Chambers next turned to finding a launching surface, a task made easier by his associate, naval constructor William McEntee, who had already designed a platform specifically for the purpose: a rectangular floor with a five-degree slope ending 37 feet above water. Ely inspected McEntee’s plans and felt certain that he could get aloft safely with a gravity-assisted run down the ramp and a dive from its end.
Chambers and Ely traveled to Washington to lobby Meyer, just back from his tour of foreign naval installations and intent on trimming $300,000 from the budget. Whether still economizing or out of enduring scorn for airplanes, he declined to offset construction of the platform by even $500.

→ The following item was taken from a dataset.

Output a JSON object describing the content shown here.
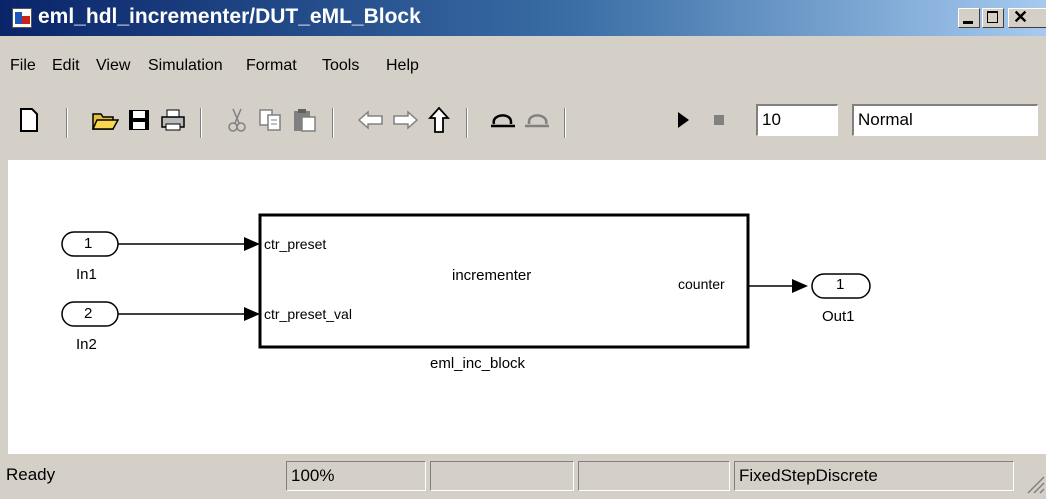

Just then an angel appeared: John Barry Ryan, millionaire publisher and New York politician, who two months earlier had founded the paramilitary U.S. Aeronautical Reserve, “with a view of advancing the aeronautical science as a means of supplementing the national defense.” The reserve was offering a $1,000 prize to its first member who completed a ship-to-shore flight of a mile or more. Ely was not a member, but Barry proposed to withdraw the prize and use half of the cash prize to fund construction of the platform.
After consulting President William Howard Taft, Meyer, who was perhaps softened by Ryan’s political standing, agreed to furnish a Navy ship but no additional funds. He then went home to Massachusetts for the November 8 elections. Winthrop, once again in charge, ordered the Birmingham, which featured a flat main deck forward of an open bridge, to the Norfolk Navy Yard so that it could be outfitted with McEntee’s ramp.

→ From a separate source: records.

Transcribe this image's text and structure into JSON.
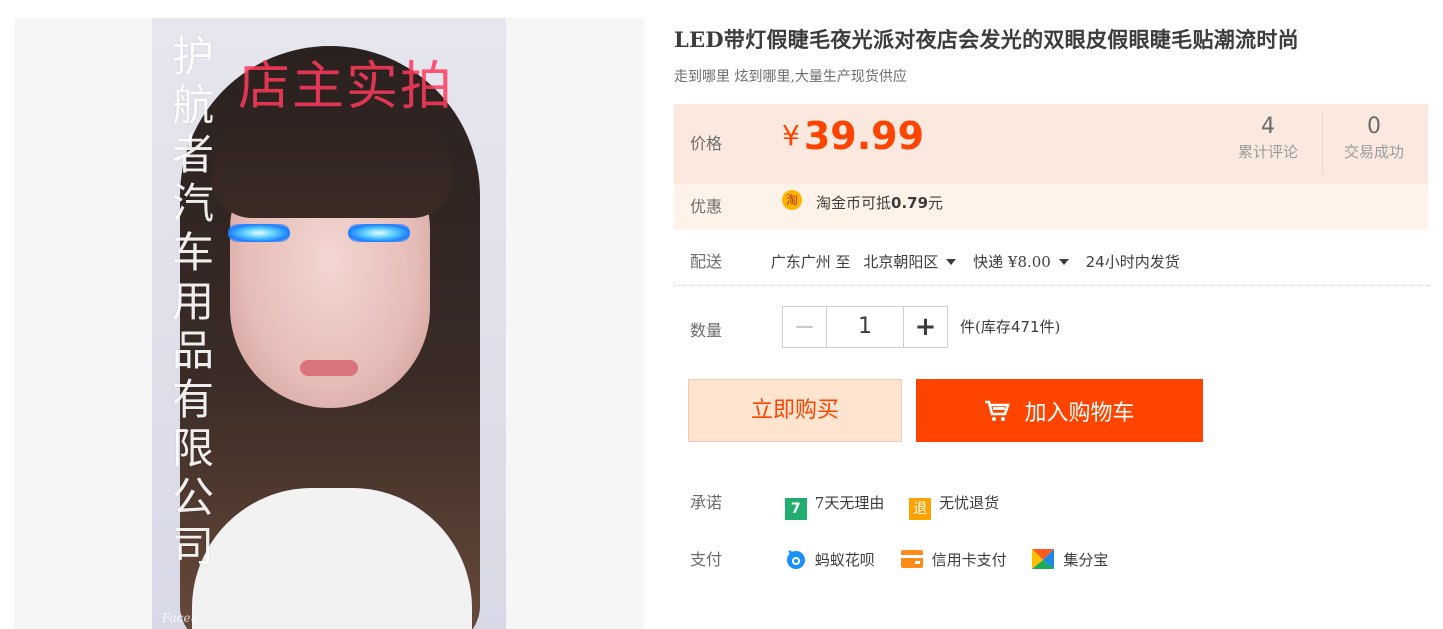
{
  "gallery": {
    "vertical_text": "护航者汽车用品有限公司",
    "stamp_text": "店主实拍",
    "signature": "Faceu"
  },
  "product": {
    "title": "LED带灯假睫毛夜光派对夜店会发光的双眼皮假眼睫毛贴潮流时尚",
    "subtitle": "走到哪里 炫到哪里,大量生产现货供应"
  },
  "price": {
    "label": "价格",
    "currency": "¥",
    "amount": "39.99"
  },
  "stats": [
    {
      "number": "4",
      "label": "累计评论"
    },
    {
      "number": "0",
      "label": "交易成功"
    }
  ],
  "promo": {
    "label": "优惠",
    "coin_icon_text": "淘",
    "text_prefix": "淘金币可抵",
    "amount": "0.79",
    "text_suffix": "元"
  },
  "delivery": {
    "label": "配送",
    "from": "广东广州 至",
    "to": "北京朝阳区",
    "method": "快递 ¥8.00",
    "ship_time_num": "24",
    "ship_time_text": "小时内发货"
  },
  "quantity": {
    "label": "数量",
    "minus": "−",
    "value": "1",
    "plus": "+",
    "stock_prefix": "件(库存",
    "stock": "471",
    "stock_suffix": "件)"
  },
  "actions": {
    "buy_now": "立即购买",
    "add_to_cart": "加入购物车"
  },
  "promise": {
    "label": "承诺",
    "items": [
      {
        "icon": "7",
        "icon_name": "seven-day-icon",
        "text": "7天无理由",
        "color": "#1fae6f"
      },
      {
        "icon": "退",
        "icon_name": "return-icon",
        "text": "无忧退货",
        "color": "#ffa200"
      }
    ]
  },
  "payment": {
    "label": "支付",
    "items": [
      {
        "icon_name": "huabei-icon",
        "text": "蚂蚁花呗"
      },
      {
        "icon_name": "credit-card-icon",
        "text": "信用卡支付"
      },
      {
        "icon_name": "jifenbao-icon",
        "text": "集分宝"
      }
    ]
  },
  "colors": {
    "price": "#ff4400",
    "buy_now_bg": "#ffe4d0",
    "cart_bg": "#ff4400"
  }
}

But Curtiss and McCurdy were not waiting for November 24, instead arranging for the latter to fly from the Hamburg America’s Pennsylvania on November 12 under the eyes of unidentified “government officials.” Fifteen minutes before sailing, Curtiss’s “mechanicians” started the engine perfectly; a little later, McCurdy’s replacement, Bud Mars, came aboard and threw the starter switch for a final test, only to set off a loud bang and violent vibrations that shook the entire aircraft. An object, carelessly left on the wing by a mechanic, had been sucked into the propeller, shattering it and leaving the steering mechanism seriously damaged. Curtiss aborted the trial upon learning that replacement parts were not available before the Pennsylvania’s imminent departure.
That same day, Chambers received orders to conduct the Birmingham trial, and he traveled with Ely to Norfolk on November 13. Two of Ely’s mechanics accompanied them, having assembled a plane from scrounged pieces and parts sent from the Curtiss plant in Hammondsport, New York. Knowing he would be flying over—if not into—the water, Ely added aluminum floats under the wings and a splashboard to the landing gear.

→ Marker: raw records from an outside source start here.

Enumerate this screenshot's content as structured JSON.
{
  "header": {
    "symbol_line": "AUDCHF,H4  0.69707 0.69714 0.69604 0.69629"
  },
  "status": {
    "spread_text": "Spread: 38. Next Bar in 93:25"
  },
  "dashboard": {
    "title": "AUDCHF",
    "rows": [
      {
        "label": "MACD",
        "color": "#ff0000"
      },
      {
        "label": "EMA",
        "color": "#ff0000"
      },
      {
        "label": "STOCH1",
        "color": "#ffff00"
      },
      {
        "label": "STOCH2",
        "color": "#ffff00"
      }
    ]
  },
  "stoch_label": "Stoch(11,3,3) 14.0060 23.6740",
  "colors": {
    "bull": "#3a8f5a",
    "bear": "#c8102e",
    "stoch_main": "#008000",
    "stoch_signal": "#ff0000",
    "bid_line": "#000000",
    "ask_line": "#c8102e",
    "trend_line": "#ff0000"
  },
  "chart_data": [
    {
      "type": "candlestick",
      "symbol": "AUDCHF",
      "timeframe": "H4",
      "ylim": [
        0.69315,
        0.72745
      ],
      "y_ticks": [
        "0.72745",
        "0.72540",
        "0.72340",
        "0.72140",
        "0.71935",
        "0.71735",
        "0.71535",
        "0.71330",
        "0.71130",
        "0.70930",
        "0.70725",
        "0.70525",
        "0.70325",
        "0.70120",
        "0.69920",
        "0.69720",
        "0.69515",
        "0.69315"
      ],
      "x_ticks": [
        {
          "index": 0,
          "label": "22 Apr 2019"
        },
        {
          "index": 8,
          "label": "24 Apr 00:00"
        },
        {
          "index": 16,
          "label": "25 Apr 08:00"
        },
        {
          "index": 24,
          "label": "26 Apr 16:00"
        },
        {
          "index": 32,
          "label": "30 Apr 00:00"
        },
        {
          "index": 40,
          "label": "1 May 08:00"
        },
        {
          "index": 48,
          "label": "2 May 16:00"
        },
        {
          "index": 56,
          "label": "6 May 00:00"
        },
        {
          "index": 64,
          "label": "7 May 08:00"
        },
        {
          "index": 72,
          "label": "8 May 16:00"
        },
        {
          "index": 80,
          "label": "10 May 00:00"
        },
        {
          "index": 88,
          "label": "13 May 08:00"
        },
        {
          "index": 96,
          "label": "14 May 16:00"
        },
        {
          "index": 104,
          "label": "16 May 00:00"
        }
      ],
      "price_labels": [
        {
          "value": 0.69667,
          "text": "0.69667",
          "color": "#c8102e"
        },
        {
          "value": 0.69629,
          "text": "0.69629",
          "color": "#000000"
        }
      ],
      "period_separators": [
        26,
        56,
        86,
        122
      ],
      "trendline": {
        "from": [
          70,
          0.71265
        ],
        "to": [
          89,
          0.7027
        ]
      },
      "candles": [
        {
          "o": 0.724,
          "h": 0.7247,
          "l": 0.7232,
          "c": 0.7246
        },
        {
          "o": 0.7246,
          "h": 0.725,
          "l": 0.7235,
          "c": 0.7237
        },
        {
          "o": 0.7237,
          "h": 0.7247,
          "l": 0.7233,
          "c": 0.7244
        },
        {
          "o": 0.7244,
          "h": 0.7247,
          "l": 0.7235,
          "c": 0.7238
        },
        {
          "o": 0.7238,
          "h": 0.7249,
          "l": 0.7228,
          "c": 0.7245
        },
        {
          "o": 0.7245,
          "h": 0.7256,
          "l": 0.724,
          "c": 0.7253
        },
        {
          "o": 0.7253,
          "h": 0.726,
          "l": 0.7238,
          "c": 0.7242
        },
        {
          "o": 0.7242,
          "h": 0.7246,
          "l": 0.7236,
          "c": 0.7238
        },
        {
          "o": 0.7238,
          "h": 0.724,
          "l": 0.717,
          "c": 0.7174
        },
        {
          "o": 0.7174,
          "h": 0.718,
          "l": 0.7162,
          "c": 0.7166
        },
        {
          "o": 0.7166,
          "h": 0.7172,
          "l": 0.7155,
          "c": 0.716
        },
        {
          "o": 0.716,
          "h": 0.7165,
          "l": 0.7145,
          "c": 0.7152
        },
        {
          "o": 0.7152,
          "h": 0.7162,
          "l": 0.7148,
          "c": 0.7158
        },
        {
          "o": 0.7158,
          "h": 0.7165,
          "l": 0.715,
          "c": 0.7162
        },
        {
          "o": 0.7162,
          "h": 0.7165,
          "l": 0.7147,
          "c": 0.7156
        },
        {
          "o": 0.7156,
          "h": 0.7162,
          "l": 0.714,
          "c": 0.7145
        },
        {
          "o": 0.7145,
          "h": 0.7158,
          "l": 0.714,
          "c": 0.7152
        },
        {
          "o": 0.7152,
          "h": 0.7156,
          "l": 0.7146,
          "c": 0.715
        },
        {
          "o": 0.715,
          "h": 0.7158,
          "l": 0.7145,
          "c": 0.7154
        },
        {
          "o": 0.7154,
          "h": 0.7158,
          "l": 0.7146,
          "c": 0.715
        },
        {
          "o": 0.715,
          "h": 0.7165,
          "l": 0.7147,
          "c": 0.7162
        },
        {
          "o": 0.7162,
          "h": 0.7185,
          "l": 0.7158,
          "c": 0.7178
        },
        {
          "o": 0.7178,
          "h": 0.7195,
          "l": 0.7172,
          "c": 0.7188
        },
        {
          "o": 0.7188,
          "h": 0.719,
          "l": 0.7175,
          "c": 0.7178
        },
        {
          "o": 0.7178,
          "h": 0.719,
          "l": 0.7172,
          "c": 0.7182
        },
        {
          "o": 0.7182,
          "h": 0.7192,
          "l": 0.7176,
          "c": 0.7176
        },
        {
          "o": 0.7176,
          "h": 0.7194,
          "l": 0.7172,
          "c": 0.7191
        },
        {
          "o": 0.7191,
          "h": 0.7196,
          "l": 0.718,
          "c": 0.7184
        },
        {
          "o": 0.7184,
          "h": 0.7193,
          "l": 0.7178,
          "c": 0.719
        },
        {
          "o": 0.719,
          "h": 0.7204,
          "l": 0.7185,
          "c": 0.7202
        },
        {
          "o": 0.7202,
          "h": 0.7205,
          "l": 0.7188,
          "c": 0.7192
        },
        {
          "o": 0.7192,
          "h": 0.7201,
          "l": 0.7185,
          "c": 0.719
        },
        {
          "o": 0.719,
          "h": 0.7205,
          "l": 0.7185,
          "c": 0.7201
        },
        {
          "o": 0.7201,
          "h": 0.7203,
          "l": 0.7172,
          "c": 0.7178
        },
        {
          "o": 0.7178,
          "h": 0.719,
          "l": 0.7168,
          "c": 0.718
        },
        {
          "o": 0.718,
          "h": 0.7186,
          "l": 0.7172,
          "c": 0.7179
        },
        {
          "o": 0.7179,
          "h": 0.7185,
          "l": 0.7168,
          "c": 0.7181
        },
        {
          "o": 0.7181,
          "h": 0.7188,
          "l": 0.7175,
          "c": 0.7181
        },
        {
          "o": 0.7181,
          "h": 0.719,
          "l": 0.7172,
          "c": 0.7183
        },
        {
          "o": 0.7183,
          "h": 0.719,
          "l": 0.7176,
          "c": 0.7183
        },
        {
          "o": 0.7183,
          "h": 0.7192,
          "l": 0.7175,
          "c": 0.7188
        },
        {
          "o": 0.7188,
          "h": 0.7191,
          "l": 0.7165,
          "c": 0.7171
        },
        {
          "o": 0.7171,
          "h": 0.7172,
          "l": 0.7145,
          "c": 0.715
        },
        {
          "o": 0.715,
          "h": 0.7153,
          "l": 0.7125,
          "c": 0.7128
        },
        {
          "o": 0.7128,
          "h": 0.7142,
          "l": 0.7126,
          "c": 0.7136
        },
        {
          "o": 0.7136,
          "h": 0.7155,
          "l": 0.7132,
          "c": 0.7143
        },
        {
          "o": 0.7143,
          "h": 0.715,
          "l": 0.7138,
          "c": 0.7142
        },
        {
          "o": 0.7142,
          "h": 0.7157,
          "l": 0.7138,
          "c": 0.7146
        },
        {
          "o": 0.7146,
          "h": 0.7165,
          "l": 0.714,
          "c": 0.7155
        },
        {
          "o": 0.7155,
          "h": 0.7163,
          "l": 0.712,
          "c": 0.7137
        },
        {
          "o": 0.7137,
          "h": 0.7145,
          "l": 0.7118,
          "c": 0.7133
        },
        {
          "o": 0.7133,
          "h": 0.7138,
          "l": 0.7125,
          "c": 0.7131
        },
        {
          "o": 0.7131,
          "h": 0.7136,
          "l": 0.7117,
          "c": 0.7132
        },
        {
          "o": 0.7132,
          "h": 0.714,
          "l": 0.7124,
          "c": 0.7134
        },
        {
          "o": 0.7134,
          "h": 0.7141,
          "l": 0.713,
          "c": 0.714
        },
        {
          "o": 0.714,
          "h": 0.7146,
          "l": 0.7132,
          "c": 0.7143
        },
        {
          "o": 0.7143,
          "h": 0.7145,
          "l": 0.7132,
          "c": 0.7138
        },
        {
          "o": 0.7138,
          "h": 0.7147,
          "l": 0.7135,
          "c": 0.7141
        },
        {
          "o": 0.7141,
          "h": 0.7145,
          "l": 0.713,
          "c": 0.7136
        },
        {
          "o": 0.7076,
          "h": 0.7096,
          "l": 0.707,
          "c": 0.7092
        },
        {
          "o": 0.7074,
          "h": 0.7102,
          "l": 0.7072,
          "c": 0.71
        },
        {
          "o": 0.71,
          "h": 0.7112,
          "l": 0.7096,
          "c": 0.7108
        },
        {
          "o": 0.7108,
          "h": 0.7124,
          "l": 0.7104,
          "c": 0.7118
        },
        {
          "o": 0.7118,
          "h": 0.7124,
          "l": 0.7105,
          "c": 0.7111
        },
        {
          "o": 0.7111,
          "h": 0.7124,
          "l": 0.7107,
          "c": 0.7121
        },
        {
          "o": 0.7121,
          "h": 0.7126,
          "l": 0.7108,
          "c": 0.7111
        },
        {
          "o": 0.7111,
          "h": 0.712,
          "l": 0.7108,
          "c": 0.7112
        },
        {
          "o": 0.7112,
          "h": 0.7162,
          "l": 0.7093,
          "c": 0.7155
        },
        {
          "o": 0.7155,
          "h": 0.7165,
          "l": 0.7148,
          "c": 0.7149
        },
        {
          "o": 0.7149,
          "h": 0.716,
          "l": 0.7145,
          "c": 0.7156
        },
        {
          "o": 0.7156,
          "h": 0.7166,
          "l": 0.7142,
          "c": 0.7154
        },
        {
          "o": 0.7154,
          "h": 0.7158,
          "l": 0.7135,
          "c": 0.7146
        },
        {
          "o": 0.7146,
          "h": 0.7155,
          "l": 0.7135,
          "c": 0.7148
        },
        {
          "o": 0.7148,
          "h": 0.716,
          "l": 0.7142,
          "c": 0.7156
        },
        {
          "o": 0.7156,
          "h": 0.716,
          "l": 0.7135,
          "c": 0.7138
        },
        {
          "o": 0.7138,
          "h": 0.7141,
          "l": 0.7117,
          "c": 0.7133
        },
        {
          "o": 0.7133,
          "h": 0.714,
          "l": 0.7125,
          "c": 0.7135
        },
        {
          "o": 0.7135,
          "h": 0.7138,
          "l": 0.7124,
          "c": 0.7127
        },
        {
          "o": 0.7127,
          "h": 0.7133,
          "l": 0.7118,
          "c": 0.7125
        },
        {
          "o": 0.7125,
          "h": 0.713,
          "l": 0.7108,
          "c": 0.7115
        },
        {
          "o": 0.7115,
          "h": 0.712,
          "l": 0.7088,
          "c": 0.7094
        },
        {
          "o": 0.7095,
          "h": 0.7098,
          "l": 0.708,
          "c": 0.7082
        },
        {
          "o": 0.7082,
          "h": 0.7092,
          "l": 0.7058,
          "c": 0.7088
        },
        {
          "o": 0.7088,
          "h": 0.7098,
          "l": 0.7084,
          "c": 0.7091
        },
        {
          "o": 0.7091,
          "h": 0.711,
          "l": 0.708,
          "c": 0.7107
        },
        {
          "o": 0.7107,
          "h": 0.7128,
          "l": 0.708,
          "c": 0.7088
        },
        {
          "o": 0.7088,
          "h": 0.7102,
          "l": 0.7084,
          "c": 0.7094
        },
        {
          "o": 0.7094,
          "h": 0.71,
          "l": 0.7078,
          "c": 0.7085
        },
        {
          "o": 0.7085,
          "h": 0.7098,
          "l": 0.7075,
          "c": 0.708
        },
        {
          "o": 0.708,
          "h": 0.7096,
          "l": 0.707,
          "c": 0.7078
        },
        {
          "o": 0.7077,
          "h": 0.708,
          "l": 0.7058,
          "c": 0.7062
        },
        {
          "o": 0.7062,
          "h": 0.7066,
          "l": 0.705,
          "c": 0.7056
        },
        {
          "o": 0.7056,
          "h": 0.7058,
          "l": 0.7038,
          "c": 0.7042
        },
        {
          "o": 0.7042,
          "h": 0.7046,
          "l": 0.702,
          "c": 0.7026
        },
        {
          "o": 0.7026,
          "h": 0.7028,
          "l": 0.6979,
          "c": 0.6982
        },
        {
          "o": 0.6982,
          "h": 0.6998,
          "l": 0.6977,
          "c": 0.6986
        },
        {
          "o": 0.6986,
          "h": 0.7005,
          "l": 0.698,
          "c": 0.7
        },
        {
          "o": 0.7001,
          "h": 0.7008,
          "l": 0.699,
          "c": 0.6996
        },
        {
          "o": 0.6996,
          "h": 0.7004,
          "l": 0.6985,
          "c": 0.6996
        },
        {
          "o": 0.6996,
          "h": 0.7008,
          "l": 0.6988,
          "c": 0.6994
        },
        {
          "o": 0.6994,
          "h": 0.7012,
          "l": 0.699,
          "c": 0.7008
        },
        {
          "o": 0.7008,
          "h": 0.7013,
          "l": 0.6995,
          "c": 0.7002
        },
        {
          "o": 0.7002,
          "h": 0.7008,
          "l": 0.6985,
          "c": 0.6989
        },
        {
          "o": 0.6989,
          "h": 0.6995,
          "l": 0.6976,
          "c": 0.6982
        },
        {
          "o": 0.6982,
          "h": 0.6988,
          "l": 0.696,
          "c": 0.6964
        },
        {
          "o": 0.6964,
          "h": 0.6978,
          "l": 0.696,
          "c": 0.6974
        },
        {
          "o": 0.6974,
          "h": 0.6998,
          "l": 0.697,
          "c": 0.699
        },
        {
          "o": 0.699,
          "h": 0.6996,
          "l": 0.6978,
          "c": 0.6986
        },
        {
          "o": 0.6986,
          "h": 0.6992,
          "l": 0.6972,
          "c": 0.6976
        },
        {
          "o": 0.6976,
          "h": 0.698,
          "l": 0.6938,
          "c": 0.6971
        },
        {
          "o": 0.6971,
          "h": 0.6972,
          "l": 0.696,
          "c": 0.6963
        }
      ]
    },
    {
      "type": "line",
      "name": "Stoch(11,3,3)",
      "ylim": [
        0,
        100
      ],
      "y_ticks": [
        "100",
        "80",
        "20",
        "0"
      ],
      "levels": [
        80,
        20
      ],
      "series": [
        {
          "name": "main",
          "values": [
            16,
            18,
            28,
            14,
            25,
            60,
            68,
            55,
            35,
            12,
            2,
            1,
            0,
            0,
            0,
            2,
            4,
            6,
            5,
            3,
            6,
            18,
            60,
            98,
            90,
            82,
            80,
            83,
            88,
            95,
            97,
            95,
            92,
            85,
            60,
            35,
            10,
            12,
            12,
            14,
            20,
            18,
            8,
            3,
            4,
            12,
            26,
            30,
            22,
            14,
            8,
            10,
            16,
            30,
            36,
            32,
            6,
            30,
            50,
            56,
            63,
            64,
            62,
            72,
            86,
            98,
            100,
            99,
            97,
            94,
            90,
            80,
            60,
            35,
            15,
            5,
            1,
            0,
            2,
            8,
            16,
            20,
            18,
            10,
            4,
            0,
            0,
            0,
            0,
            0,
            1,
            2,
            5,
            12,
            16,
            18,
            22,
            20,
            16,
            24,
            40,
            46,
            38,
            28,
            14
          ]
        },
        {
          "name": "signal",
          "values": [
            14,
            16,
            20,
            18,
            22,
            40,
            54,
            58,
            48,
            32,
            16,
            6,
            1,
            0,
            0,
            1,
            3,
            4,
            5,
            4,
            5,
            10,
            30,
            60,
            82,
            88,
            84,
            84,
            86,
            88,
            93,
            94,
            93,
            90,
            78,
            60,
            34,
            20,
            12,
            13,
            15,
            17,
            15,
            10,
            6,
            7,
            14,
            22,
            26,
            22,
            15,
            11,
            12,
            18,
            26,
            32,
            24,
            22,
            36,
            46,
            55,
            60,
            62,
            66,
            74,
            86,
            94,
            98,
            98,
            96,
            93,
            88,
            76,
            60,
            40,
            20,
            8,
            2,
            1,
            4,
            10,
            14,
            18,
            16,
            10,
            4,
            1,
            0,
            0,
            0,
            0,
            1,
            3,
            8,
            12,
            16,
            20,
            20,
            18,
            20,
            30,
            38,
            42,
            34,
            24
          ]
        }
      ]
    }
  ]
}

Time remained crucial, even though New York would not see a launch before the next available liner date on November 24. Ely was booked to fly in North Carolina on November 16. He had to take off from the Birmingham on November 14 or not at all.
Chambers wanted the Birmingham and the escorts to steam 50 miles up the Chesapeake Bay before the launch, but worsening weather forced them to anchor at Hampton Roads, near the site where the early ironclads Monitor and Merrimac had famously battled in 1862. As conditions improved, the captain ordered up anchor, while Ely sat aboard the aircraft on the flight deck fiddling with the controls. Concerned that the storm might return, Ely reached a quick decision. He signaled his crew and started the engine. The plane began rolling down the platform, then passed over the bow. Unfortunately, he was a few seconds late in shifting his controls, and the aircraft plunged, its wheels and propeller tips striking the water, drenching Ely and temporarily blinding him. Still he managed to pull up and reach 200 feet. At that point he needed to land immediately; the aircraft was violently shaking from the damaged propeller. Clearing his goggles, he spotted a beach that “looked like a convenient landing place” and touched down safely about two miles from the Birmingham.
The delighted Ryan paid Ely the remaining $500 of the prize money and received the damaged propeller as a souvenir. Already contemplating the future, Ely told Chambers, “I could land aboard, too,” publicly adding later that “I think the next test along this line might be that of landing on a ship in motion.”